[DESCRIPTION OF THE TASK]: Return all of the entries exactly, but do not include the pictures.

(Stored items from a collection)
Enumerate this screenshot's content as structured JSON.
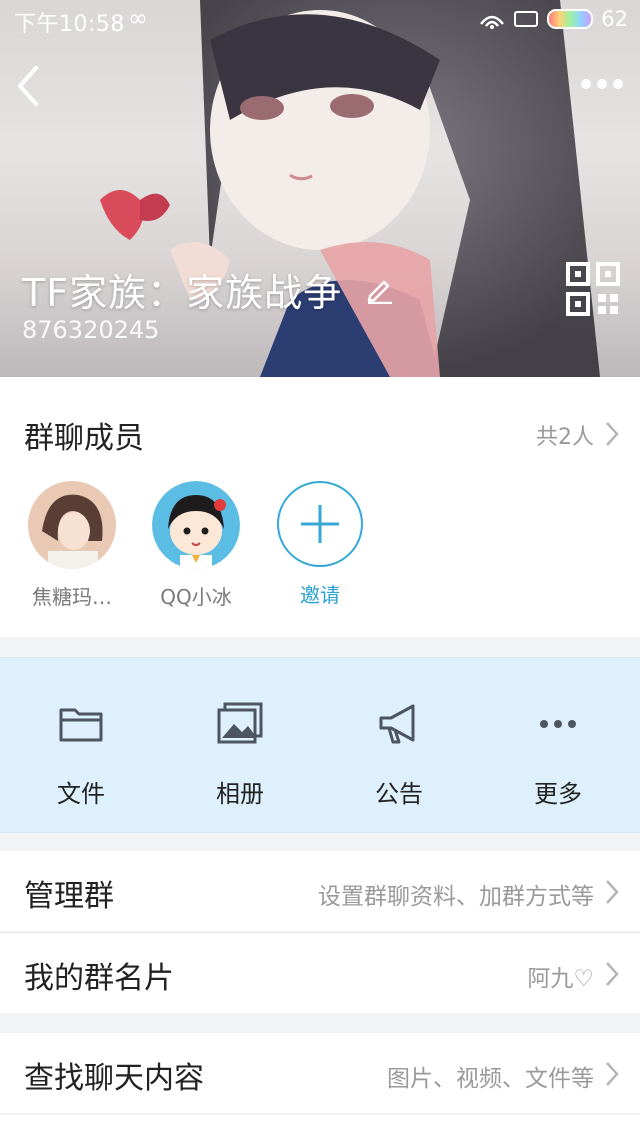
{
  "status_bar": {
    "time": "下午10:58",
    "loop_symbol": "∞",
    "battery": "62"
  },
  "header": {
    "group_name": "TF家族：家族战争",
    "group_id": "876320245"
  },
  "members": {
    "title": "群聊成员",
    "count": "共2人",
    "list": [
      {
        "name": "焦糖玛…"
      },
      {
        "name": "QQ小冰"
      }
    ],
    "invite_label": "邀请"
  },
  "actions": [
    {
      "label": "文件",
      "icon": "folder-icon"
    },
    {
      "label": "相册",
      "icon": "album-icon"
    },
    {
      "label": "公告",
      "icon": "megaphone-icon"
    },
    {
      "label": "更多",
      "icon": "more-dots-icon"
    }
  ],
  "rows": {
    "manage": {
      "title": "管理群",
      "value": "设置群聊资料、加群方式等"
    },
    "card": {
      "title": "我的群名片",
      "value": "阿九♡"
    },
    "search": {
      "title": "查找聊天内容",
      "value": "图片、视频、文件等"
    }
  },
  "colors": {
    "accent": "#2aa2d4",
    "action_bg": "#def0fb"
  }
}
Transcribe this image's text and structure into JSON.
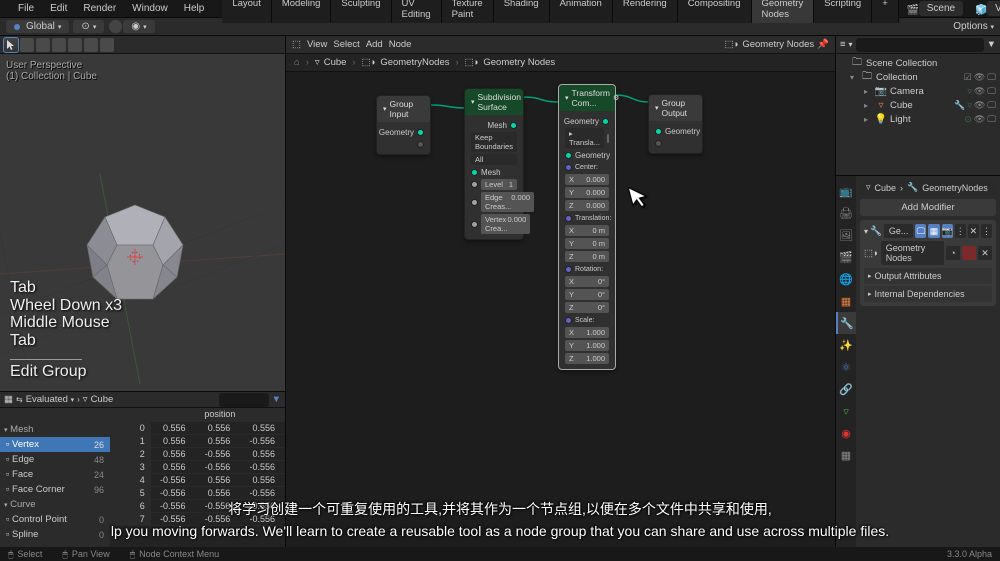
{
  "menu": {
    "file": "File",
    "edit": "Edit",
    "render": "Render",
    "window": "Window",
    "help": "Help"
  },
  "tabs": {
    "layout": "Layout",
    "modeling": "Modeling",
    "sculpting": "Sculpting",
    "uv": "UV Editing",
    "texture": "Texture Paint",
    "shading": "Shading",
    "animation": "Animation",
    "rendering": "Rendering",
    "compositing": "Compositing",
    "geometry": "Geometry Nodes",
    "scripting": "Scripting"
  },
  "scene": {
    "label": "Scene",
    "viewlayer": "ViewLayer"
  },
  "secondary": {
    "global": "Global",
    "options": "Options"
  },
  "viewport": {
    "perspective": "User Perspective",
    "collection": "(1) Collection | Cube",
    "hints": [
      "Tab",
      "Wheel Down x3",
      "Middle Mouse",
      "Tab"
    ],
    "hint_bottom": "Edit Group"
  },
  "spreadsheet": {
    "evaluated": "Evaluated",
    "cube": "Cube",
    "groups": {
      "mesh": "Mesh",
      "curve": "Curve"
    },
    "cats": [
      {
        "name": "Vertex",
        "count": "26",
        "sel": true
      },
      {
        "name": "Edge",
        "count": "48"
      },
      {
        "name": "Face",
        "count": "24"
      },
      {
        "name": "Face Corner",
        "count": "96"
      },
      {
        "name": "Control Point",
        "count": "0"
      },
      {
        "name": "Spline",
        "count": "0"
      }
    ],
    "col_header": "position",
    "rows": [
      {
        "i": "0",
        "a": "0.556",
        "b": "0.556",
        "c": "0.556"
      },
      {
        "i": "1",
        "a": "0.556",
        "b": "0.556",
        "c": "-0.556"
      },
      {
        "i": "2",
        "a": "0.556",
        "b": "-0.556",
        "c": "0.556"
      },
      {
        "i": "3",
        "a": "0.556",
        "b": "-0.556",
        "c": "-0.556"
      },
      {
        "i": "4",
        "a": "-0.556",
        "b": "0.556",
        "c": "0.556"
      },
      {
        "i": "5",
        "a": "-0.556",
        "b": "0.556",
        "c": "-0.556"
      },
      {
        "i": "6",
        "a": "-0.556",
        "b": "-0.556",
        "c": "0.556"
      },
      {
        "i": "7",
        "a": "-0.556",
        "b": "-0.556",
        "c": "-0.556"
      }
    ]
  },
  "node_editor": {
    "header": {
      "view": "View",
      "select": "Select",
      "add": "Add",
      "node": "Node",
      "name": "Geometry Nodes"
    },
    "crumbs": [
      "Cube",
      "GeometryNodes",
      "Geometry Nodes"
    ],
    "nodes": {
      "group_input": {
        "title": "Group Input",
        "out": "Geometry"
      },
      "subdiv": {
        "title": "Subdivision Surface",
        "mesh": "Mesh",
        "all": "All",
        "keep": "Keep Boundaries",
        "level": "Level",
        "level_v": "1",
        "crease": "Edge Creas...",
        "crease_v": "0.000",
        "vcrease": "Vertex Crea...",
        "vcrease_v": "0.000"
      },
      "transform": {
        "title": "Transform Com...",
        "out": "Geometry",
        "transl": "Transla...",
        "geom": "Geometry",
        "center": "Center:",
        "x": "X",
        "y": "Y",
        "z": "Z",
        "c0": "0.000",
        "c1": "0.000",
        "c2": "0.000",
        "translation": "Translation:",
        "t0": "0 m",
        "t1": "0 m",
        "t2": "0 m",
        "rotation": "Rotation:",
        "r0": "0°",
        "r1": "0°",
        "r2": "0°",
        "scale": "Scale:",
        "s0": "1.000",
        "s1": "1.000",
        "s2": "1.000"
      },
      "group_output": {
        "title": "Group Output",
        "in": "Geometry"
      }
    }
  },
  "outliner": {
    "scene_collection": "Scene Collection",
    "collection": "Collection",
    "camera": "Camera",
    "cube": "Cube",
    "light": "Light"
  },
  "properties": {
    "breadcrumb_cube": "Cube",
    "breadcrumb_gn": "GeometryNodes",
    "add_modifier": "Add Modifier",
    "mod_label": "Ge...",
    "node_group": "Geometry Nodes",
    "output_attr": "Output Attributes",
    "internal_dep": "Internal Dependencies"
  },
  "status": {
    "select": "Select",
    "pan": "Pan View",
    "context": "Node Context Menu",
    "version": "3.3.0 Alpha"
  },
  "subtitles": {
    "cn": "将学习创建一个可重复使用的工具,并将其作为一个节点组,以便在多个文件中共享和使用,",
    "en": "lp you moving forwards. We'll learn to create a reusable tool as a node group that you can share and use across multiple files."
  }
}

[REPLY]:
Enumerate this screenshot's content as structured JSON.
{
  "status_bar": {
    "time": "下午10:58",
    "loop_symbol": "∞",
    "battery": "62"
  },
  "header": {
    "group_name": "TF家族：家族战争",
    "group_id": "876320245"
  },
  "members": {
    "title": "群聊成员",
    "count": "共2人",
    "list": [
      {
        "name": "焦糖玛…"
      },
      {
        "name": "QQ小冰"
      }
    ],
    "invite_label": "邀请"
  },
  "actions": [
    {
      "label": "文件",
      "icon": "folder-icon"
    },
    {
      "label": "相册",
      "icon": "album-icon"
    },
    {
      "label": "公告",
      "icon": "megaphone-icon"
    },
    {
      "label": "更多",
      "icon": "more-dots-icon"
    }
  ],
  "rows": {
    "manage": {
      "title": "管理群",
      "value": "设置群聊资料、加群方式等"
    },
    "card": {
      "title": "我的群名片",
      "value": "阿九♡"
    },
    "search": {
      "title": "查找聊天内容",
      "value": "图片、视频、文件等"
    }
  },
  "colors": {
    "accent": "#2aa2d4",
    "action_bg": "#def0fb"
  }
}
Transcribe this image's text and structure into JSON.
{
  "menu": {
    "file": "File",
    "edit": "Edit",
    "render": "Render",
    "window": "Window",
    "help": "Help"
  },
  "tabs": {
    "layout": "Layout",
    "modeling": "Modeling",
    "sculpting": "Sculpting",
    "uv": "UV Editing",
    "texture": "Texture Paint",
    "shading": "Shading",
    "animation": "Animation",
    "rendering": "Rendering",
    "compositing": "Compositing",
    "geometry": "Geometry Nodes",
    "scripting": "Scripting"
  },
  "scene": {
    "label": "Scene",
    "viewlayer": "ViewLayer"
  },
  "secondary": {
    "global": "Global",
    "options": "Options"
  },
  "viewport": {
    "perspective": "User Perspective",
    "collection": "(1) Collection | Cube",
    "hints": [
      "Tab",
      "Wheel Down x3",
      "Middle Mouse",
      "Tab"
    ],
    "hint_bottom": "Edit Group"
  },
  "spreadsheet": {
    "evaluated": "Evaluated",
    "cube": "Cube",
    "groups": {
      "mesh": "Mesh",
      "curve": "Curve"
    },
    "cats": [
      {
        "name": "Vertex",
        "count": "26",
        "sel": true
      },
      {
        "name": "Edge",
        "count": "48"
      },
      {
        "name": "Face",
        "count": "24"
      },
      {
        "name": "Face Corner",
        "count": "96"
      },
      {
        "name": "Control Point",
        "count": "0"
      },
      {
        "name": "Spline",
        "count": "0"
      }
    ],
    "col_header": "position",
    "rows": [
      {
        "i": "0",
        "a": "0.556",
        "b": "0.556",
        "c": "0.556"
      },
      {
        "i": "1",
        "a": "0.556",
        "b": "0.556",
        "c": "-0.556"
      },
      {
        "i": "2",
        "a": "0.556",
        "b": "-0.556",
        "c": "0.556"
      },
      {
        "i": "3",
        "a": "0.556",
        "b": "-0.556",
        "c": "-0.556"
      },
      {
        "i": "4",
        "a": "-0.556",
        "b": "0.556",
        "c": "0.556"
      },
      {
        "i": "5",
        "a": "-0.556",
        "b": "0.556",
        "c": "-0.556"
      },
      {
        "i": "6",
        "a": "-0.556",
        "b": "-0.556",
        "c": "0.556"
      },
      {
        "i": "7",
        "a": "-0.556",
        "b": "-0.556",
        "c": "-0.556"
      }
    ]
  },
  "node_editor": {
    "header": {
      "view": "View",
      "select": "Select",
      "add": "Add",
      "node": "Node",
      "name": "Geometry Nodes"
    },
    "crumbs": [
      "Cube",
      "GeometryNodes",
      "Geometry Nodes"
    ],
    "nodes": {
      "group_input": {
        "title": "Group Input",
        "out": "Geometry"
      },
      "subdiv": {
        "title": "Subdivision Surface",
        "mesh": "Mesh",
        "all": "All",
        "keep": "Keep Boundaries",
        "level": "Level",
        "level_v": "1",
        "crease": "Edge Creas...",
        "crease_v": "0.000",
        "vcrease": "Vertex Crea...",
        "vcrease_v": "0.000"
      },
      "transform": {
        "title": "Transform Com...",
        "out": "Geometry",
        "transl": "Transla...",
        "geom": "Geometry",
        "center": "Center:",
        "x": "X",
        "y": "Y",
        "z": "Z",
        "c0": "0.000",
        "c1": "0.000",
        "c2": "0.000",
        "translation": "Translation:",
        "t0": "0 m",
        "t1": "0 m",
        "t2": "0 m",
        "rotation": "Rotation:",
        "r0": "0°",
        "r1": "0°",
        "r2": "0°",
        "scale": "Scale:",
        "s0": "1.000",
        "s1": "1.000",
        "s2": "1.000"
      },
      "group_output": {
        "title": "Group Output",
        "in": "Geometry"
      }
    }
  },
  "outliner": {
    "scene_collection": "Scene Collection",
    "collection": "Collection",
    "camera": "Camera",
    "cube": "Cube",
    "light": "Light"
  },
  "properties": {
    "breadcrumb_cube": "Cube",
    "breadcrumb_gn": "GeometryNodes",
    "add_modifier": "Add Modifier",
    "mod_label": "Ge...",
    "node_group": "Geometry Nodes",
    "output_attr": "Output Attributes",
    "internal_dep": "Internal Dependencies"
  },
  "status": {
    "select": "Select",
    "pan": "Pan View",
    "context": "Node Context Menu",
    "version": "3.3.0 Alpha"
  },
  "subtitles": {
    "cn": "将学习创建一个可重复使用的工具,并将其作为一个节点组,以便在多个文件中共享和使用,",
    "en": "lp you moving forwards. We'll learn to create a reusable tool as a node group that you can share and use across multiple files."
  }
}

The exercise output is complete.